One way they've done that is by building an innovative labor and community coalition, the Working Families Party, which de Blasio helped to found in 1998. Taking advantage of New York's relatively open election laws, which permit independent parties to run their own candidates and cross-endorse others who share their views, WFP is now being called "the left-wing mouse that roared."
Brad Lander says that neither de Blasio nor himself would be in office without the WFP and New York's public campaign financing laws. "I wouldn't have been interested in running if there had been no space for the kind of inside-outside partnerships I'm interested in. And even if I had been interested, I wouldn't have known how." Incoming public advocate Letitia James was the first candidate to win election to the City Council running solely on the Working Family platform.
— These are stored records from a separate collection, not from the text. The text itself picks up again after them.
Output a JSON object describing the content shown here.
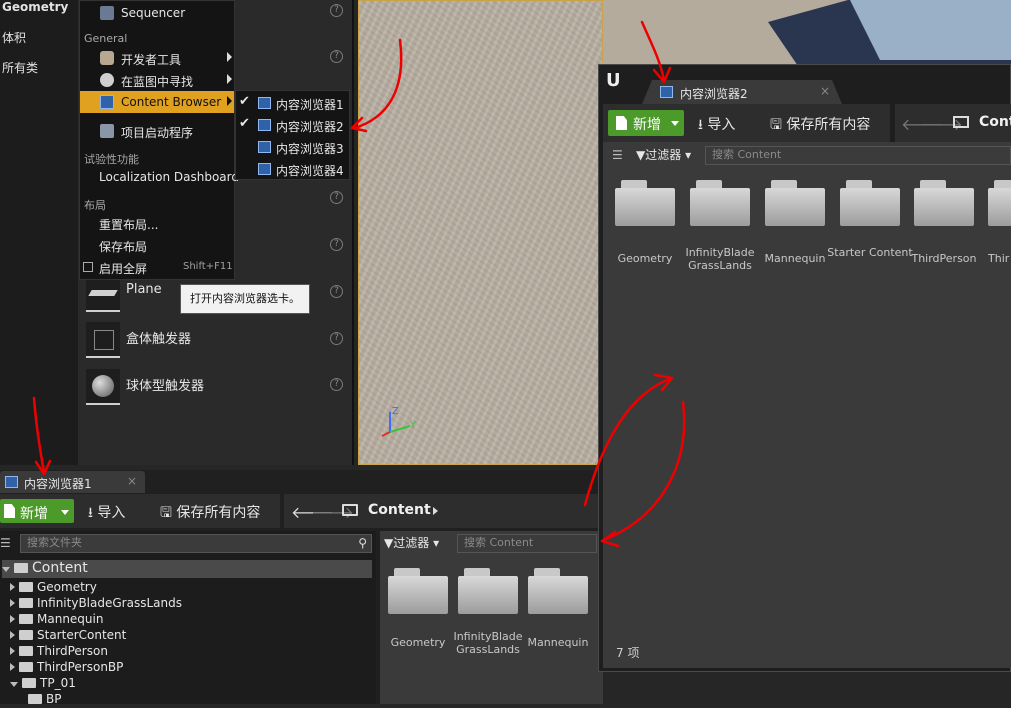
{
  "left_categories": [
    "Geometry",
    "体积",
    "所有类"
  ],
  "place_items": [
    {
      "label": "Plane"
    },
    {
      "label": "盒体触发器"
    },
    {
      "label": "球体型触发器"
    }
  ],
  "window_menu": {
    "top_item": "Sequencer",
    "section_general": "General",
    "dev_tools": "开发者工具",
    "find_in_blueprints": "在蓝图中寻找",
    "content_browser": "Content Browser",
    "project_launcher": "项目启动程序",
    "section_experimental": "试验性功能",
    "localization_dashboard": "Localization Dashboard",
    "section_layout": "布局",
    "reset_layout": "重置布局...",
    "save_layout": "保存布局",
    "fullscreen": "启用全屏",
    "fullscreen_shortcut": "Shift+F11"
  },
  "submenu": {
    "items": [
      {
        "label": "内容浏览器1",
        "checked": true
      },
      {
        "label": "内容浏览器2",
        "checked": true
      },
      {
        "label": "内容浏览器3",
        "checked": false
      },
      {
        "label": "内容浏览器4",
        "checked": false
      }
    ]
  },
  "tooltip": "打开内容浏览器选卡。",
  "browser1": {
    "tab_label": "内容浏览器1",
    "tab_close": "×",
    "new_label": "新增",
    "import_label": "导入",
    "save_all_label": "保存所有内容",
    "path": "Content",
    "folder_search_placeholder": "搜索文件夹",
    "filter_label": "过滤器",
    "search_placeholder": "搜索 Content",
    "tree_root": "Content",
    "tree_items": [
      "Geometry",
      "InfinityBladeGrassLands",
      "Mannequin",
      "StarterContent",
      "ThirdPerson",
      "ThirdPersonBP",
      "TP_01",
      "BP"
    ],
    "folders": [
      "Geometry",
      "InfinityBlade GrassLands",
      "Mannequin"
    ]
  },
  "browser2": {
    "tab_label": "内容浏览器2",
    "tab_close": "×",
    "new_label": "新增",
    "import_label": "导入",
    "save_all_label": "保存所有内容",
    "path": "Conte",
    "filter_label": "过滤器",
    "search_placeholder": "搜索 Content",
    "folders": [
      "Geometry",
      "InfinityBlade GrassLands",
      "Mannequin",
      "Starter Content",
      "ThirdPerson",
      "Thir"
    ],
    "item_count": "7 项"
  },
  "icons": [
    "sequencer-icon",
    "dev-tools-icon",
    "find-icon",
    "content-browser-icon",
    "launcher-icon",
    "checkbox-icon",
    "unreal-logo-icon",
    "filter-icon",
    "search-icon",
    "back-arrow-icon",
    "forward-arrow-icon",
    "folder-icon",
    "save-icon",
    "import-icon",
    "axis-gizmo-icon"
  ],
  "colors": {
    "accent_orange": "#e0a020",
    "new_button_green": "#4c9a2a",
    "annotation_red": "#e00000"
  }
}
Election laws differ in every state, but after Tuesday, economic-justice-minded city legislators in other states are giving New York a close look.
"Particularly at this moment of very profound gridlock at the federal level, people see a lot of possibility at the municipal and state level," says Andrew Friedman, one of the coordinators of Local Progress, a national network of progressive state and municipal legislators that de Blasio addressed in Washington, D.C., last month. Just a few weeks later, labor and community groups there announced a new "Working Families Party D.C."
Building on the success of initiatives like the Progressive States Network (for state legislators) and challenged by the impact of the corporate-backed American Legislative Exchange Council, Friedman says that Local Progress is an attempt to build mutual support and relationships among those trying to advance a more inclusive, shared-prosperity approach to local and municipal government.
Local Progress members haven't arrived at any consensus on the "commonomics" questions of procurement practices, worker ownership, localism, and sustainable economic development, Friedman says, but "there's wind in our sails."
Those who promise change, as de Blasio does, will certainly need support. "The role of money in politics can't be overstated," says Lander. "The unequal economy wants to reproduce itself."
By and large, November 5 was a pretty good day for "commonomics" in New York City. For people who long to live in strong, life-sustaining economies, the question after the victory lap is, What happens next?